Data about app and page elements:
#####

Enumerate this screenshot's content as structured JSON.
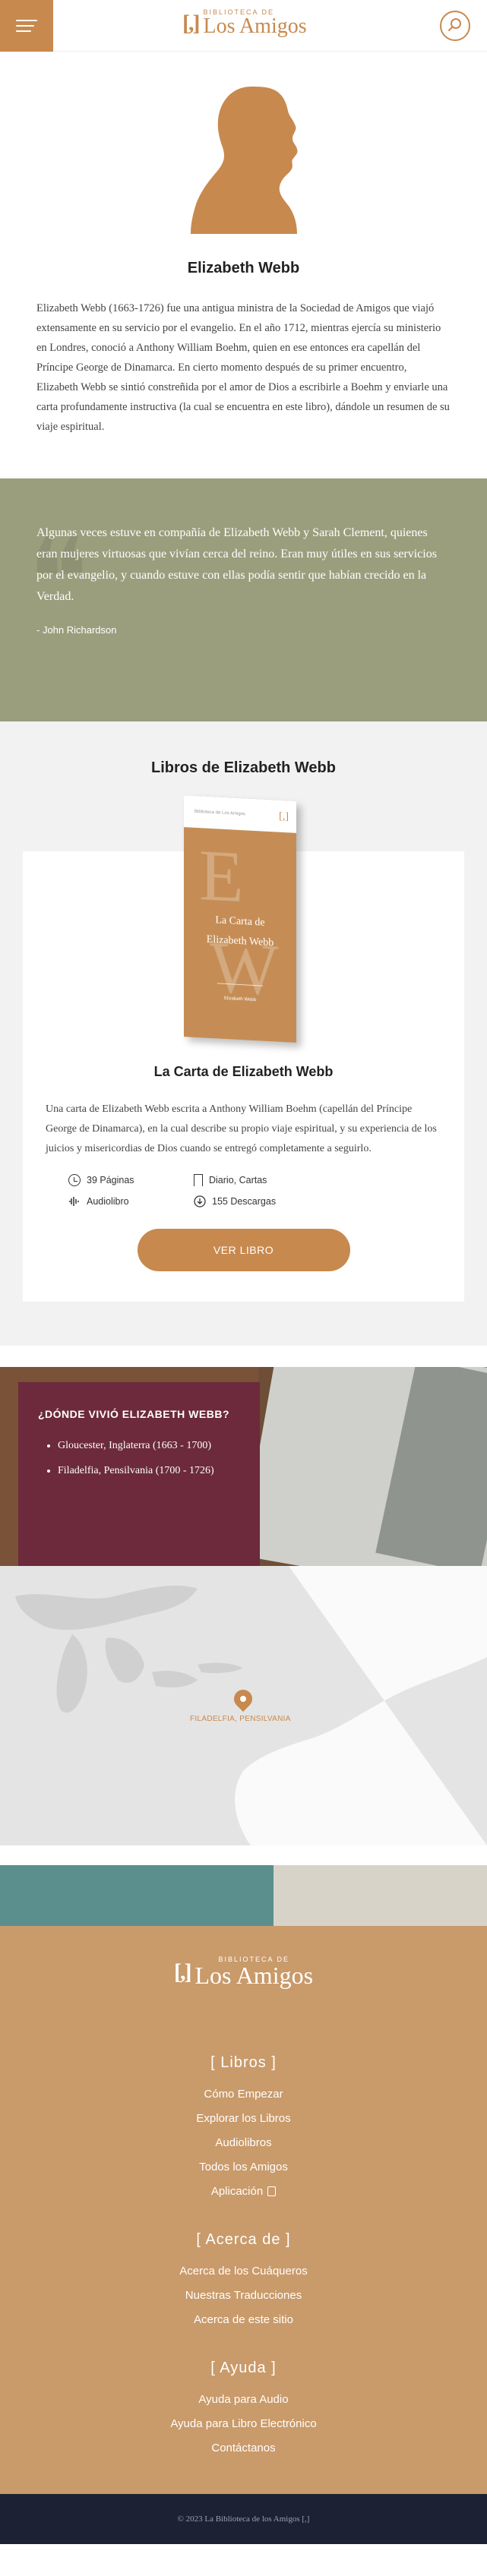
{
  "header": {
    "logo_mark": "[,]",
    "logo_small": "BIBLIOTECA DE",
    "logo_big": "Los Amigos"
  },
  "author": {
    "name": "Elizabeth Webb",
    "bio": "Elizabeth Webb (1663-1726) fue una antigua ministra de la Sociedad de Amigos que viajó extensamente en su servicio por el evangelio. En el año 1712, mientras ejercía su ministerio en Londres, conoció a Anthony William Boehm, quien en ese entonces era capellán del Príncipe George de Dinamarca. En cierto momento después de su primer encuentro, Elizabeth Webb se sintió constreñida por el amor de Dios a escribirle a Boehm y enviarle una carta profundamente instructiva (la cual se encuentra en este libro), dándole un resumen de su viaje espiritual."
  },
  "quote": {
    "text": "Algunas veces estuve en compañía de Elizabeth Webb y Sarah Clement, quienes eran mujeres virtuosas que vivían cerca del reino. Eran muy útiles en sus servicios por el evangelio, y cuando estuve con ellas podía sentir que habían crecido en la Verdad.",
    "author": "- John Richardson"
  },
  "books": {
    "section_title": "Libros de Elizabeth Webb",
    "cover": {
      "top_text": "Biblioteca de Los Amigos",
      "top_mark": "[,]",
      "letter_e": "E",
      "letter_w": "W",
      "title_line1": "La Carta de",
      "title_line2": "Elizabeth Webb",
      "author": "Elizabeth Webb"
    },
    "title": "La Carta de Elizabeth Webb",
    "description": "Una carta de Elizabeth Webb escrita a Anthony William Boehm (capellán del Príncipe George de Dinamarca), en la cual describe su propio viaje espiritual, y su experiencia de los juicios y misericordias de Dios cuando se entregó completamente a seguirlo.",
    "pages": "39 Páginas",
    "tags": "Diario, Cartas",
    "audio": "Audiolibro",
    "downloads": "155 Descargas",
    "button": "VER LIBRO"
  },
  "where": {
    "title": "¿DÓNDE VIVIÓ ELIZABETH WEBB?",
    "places": [
      "Gloucester, Inglaterra (1663 - 1700)",
      "Filadelfia, Pensilvania (1700 - 1726)"
    ]
  },
  "map": {
    "label": "FILADELFIA, PENSILVANIA"
  },
  "footer": {
    "logo_mark": "[,]",
    "logo_small": "BIBLIOTECA DE",
    "logo_big": "Los Amigos",
    "sections": [
      {
        "heading": "[ Libros ]",
        "links": [
          "Cómo Empezar",
          "Explorar los Libros",
          "Audiolibros",
          "Todos los Amigos",
          "Aplicación"
        ]
      },
      {
        "heading": "[ Acerca de ]",
        "links": [
          "Acerca de los Cuáqueros",
          "Nuestras Traducciones",
          "Acerca de este sitio"
        ]
      },
      {
        "heading": "[ Ayuda ]",
        "links": [
          "Ayuda para Audio",
          "Ayuda para Libro Electrónico",
          "Contáctanos"
        ]
      }
    ],
    "copyright": "© 2023 La Biblioteca de los Amigos [,]"
  }
}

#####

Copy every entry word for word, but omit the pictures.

Enumerate this screenshot's content as structured JSON.
{
  "header": {
    "logo_mark": "[,]",
    "logo_small": "BIBLIOTECA DE",
    "logo_big": "Los Amigos"
  },
  "author": {
    "name": "Elizabeth Webb",
    "bio": "Elizabeth Webb (1663-1726) fue una antigua ministra de la Sociedad de Amigos que viajó extensamente en su servicio por el evangelio. En el año 1712, mientras ejercía su ministerio en Londres, conoció a Anthony William Boehm, quien en ese entonces era capellán del Príncipe George de Dinamarca. En cierto momento después de su primer encuentro, Elizabeth Webb se sintió constreñida por el amor de Dios a escribirle a Boehm y enviarle una carta profundamente instructiva (la cual se encuentra en este libro), dándole un resumen de su viaje espiritual."
  },
  "quote": {
    "text": "Algunas veces estuve en compañía de Elizabeth Webb y Sarah Clement, quienes eran mujeres virtuosas que vivían cerca del reino. Eran muy útiles en sus servicios por el evangelio, y cuando estuve con ellas podía sentir que habían crecido en la Verdad.",
    "author": "- John Richardson"
  },
  "books": {
    "section_title": "Libros de Elizabeth Webb",
    "cover": {
      "top_text": "Biblioteca de Los Amigos",
      "top_mark": "[,]",
      "letter_e": "E",
      "letter_w": "W",
      "title_line1": "La Carta de",
      "title_line2": "Elizabeth Webb",
      "author": "Elizabeth Webb"
    },
    "title": "La Carta de Elizabeth Webb",
    "description": "Una carta de Elizabeth Webb escrita a Anthony William Boehm (capellán del Príncipe George de Dinamarca), en la cual describe su propio viaje espiritual, y su experiencia de los juicios y misericordias de Dios cuando se entregó completamente a seguirlo.",
    "pages": "39 Páginas",
    "tags": "Diario, Cartas",
    "audio": "Audiolibro",
    "downloads": "155 Descargas",
    "button": "VER LIBRO"
  },
  "where": {
    "title": "¿DÓNDE VIVIÓ ELIZABETH WEBB?",
    "places": [
      "Gloucester, Inglaterra (1663 - 1700)",
      "Filadelfia, Pensilvania (1700 - 1726)"
    ]
  },
  "map": {
    "label": "FILADELFIA, PENSILVANIA"
  },
  "footer": {
    "logo_mark": "[,]",
    "logo_small": "BIBLIOTECA DE",
    "logo_big": "Los Amigos",
    "sections": [
      {
        "heading": "[ Libros ]",
        "links": [
          "Cómo Empezar",
          "Explorar los Libros",
          "Audiolibros",
          "Todos los Amigos",
          "Aplicación"
        ]
      },
      {
        "heading": "[ Acerca de ]",
        "links": [
          "Acerca de los Cuáqueros",
          "Nuestras Traducciones",
          "Acerca de este sitio"
        ]
      },
      {
        "heading": "[ Ayuda ]",
        "links": [
          "Ayuda para Audio",
          "Ayuda para Libro Electrónico",
          "Contáctanos"
        ]
      }
    ],
    "copyright": "© 2023 La Biblioteca de los Amigos [,]"
  }
}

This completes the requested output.